[Items listed in a dataset]
>>>>

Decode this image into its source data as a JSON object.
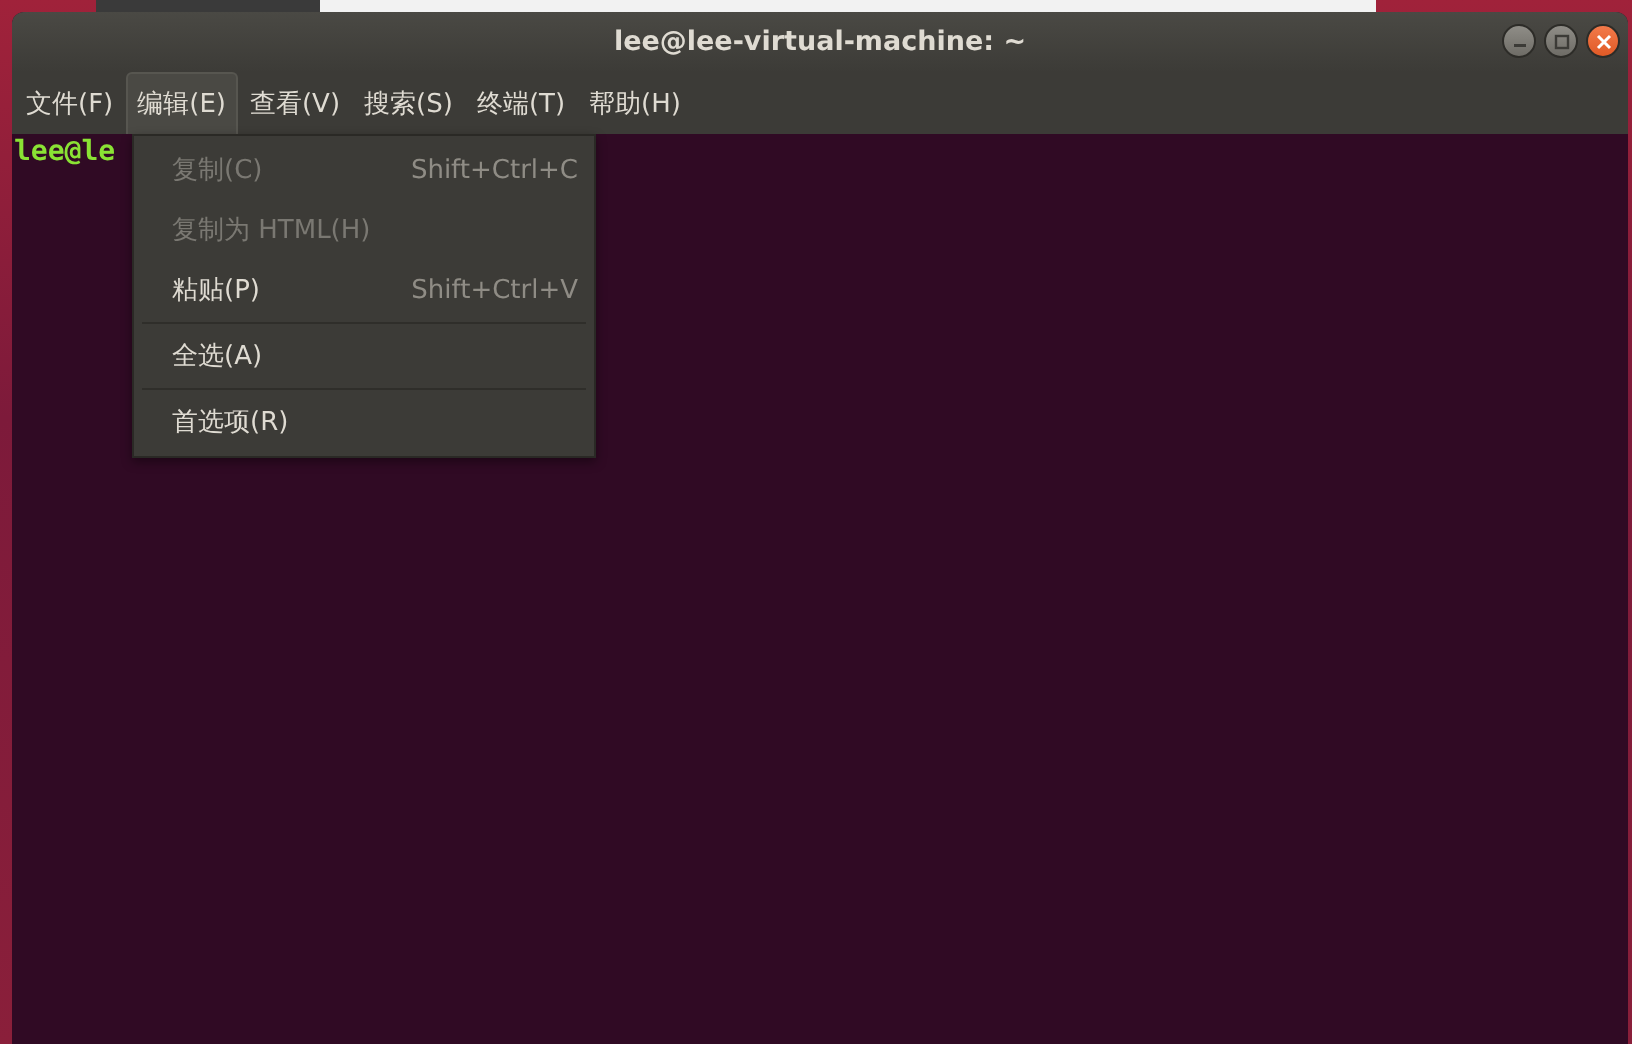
{
  "window": {
    "title": "lee@lee-virtual-machine: ~"
  },
  "menu_bar": [
    {
      "label": "文件(F)",
      "selected": false
    },
    {
      "label": "编辑(E)",
      "selected": true
    },
    {
      "label": "查看(V)",
      "selected": false
    },
    {
      "label": "搜索(S)",
      "selected": false
    },
    {
      "label": "终端(T)",
      "selected": false
    },
    {
      "label": "帮助(H)",
      "selected": false
    }
  ],
  "terminal": {
    "prompt": "lee@le"
  },
  "edit_menu": [
    {
      "kind": "item",
      "label": "复制(C)",
      "shortcut": "Shift+Ctrl+C",
      "disabled": true
    },
    {
      "kind": "item",
      "label": "复制为 HTML(H)",
      "disabled": true
    },
    {
      "kind": "item",
      "label": "粘贴(P)",
      "shortcut": "Shift+Ctrl+V",
      "disabled": false
    },
    {
      "kind": "separator"
    },
    {
      "kind": "item",
      "label": "全选(A)",
      "disabled": false
    },
    {
      "kind": "separator"
    },
    {
      "kind": "item",
      "label": "首选项(R)",
      "disabled": false
    }
  ]
}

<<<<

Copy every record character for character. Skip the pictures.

**SOLUTION**:
Decode this image into its source data as a JSON object.
{
  "window": {
    "title": "lee@lee-virtual-machine: ~"
  },
  "menu_bar": [
    {
      "label": "文件(F)",
      "selected": false
    },
    {
      "label": "编辑(E)",
      "selected": true
    },
    {
      "label": "查看(V)",
      "selected": false
    },
    {
      "label": "搜索(S)",
      "selected": false
    },
    {
      "label": "终端(T)",
      "selected": false
    },
    {
      "label": "帮助(H)",
      "selected": false
    }
  ],
  "terminal": {
    "prompt": "lee@le"
  },
  "edit_menu": [
    {
      "kind": "item",
      "label": "复制(C)",
      "shortcut": "Shift+Ctrl+C",
      "disabled": true
    },
    {
      "kind": "item",
      "label": "复制为 HTML(H)",
      "disabled": true
    },
    {
      "kind": "item",
      "label": "粘贴(P)",
      "shortcut": "Shift+Ctrl+V",
      "disabled": false
    },
    {
      "kind": "separator"
    },
    {
      "kind": "item",
      "label": "全选(A)",
      "disabled": false
    },
    {
      "kind": "separator"
    },
    {
      "kind": "item",
      "label": "首选项(R)",
      "disabled": false
    }
  ]
}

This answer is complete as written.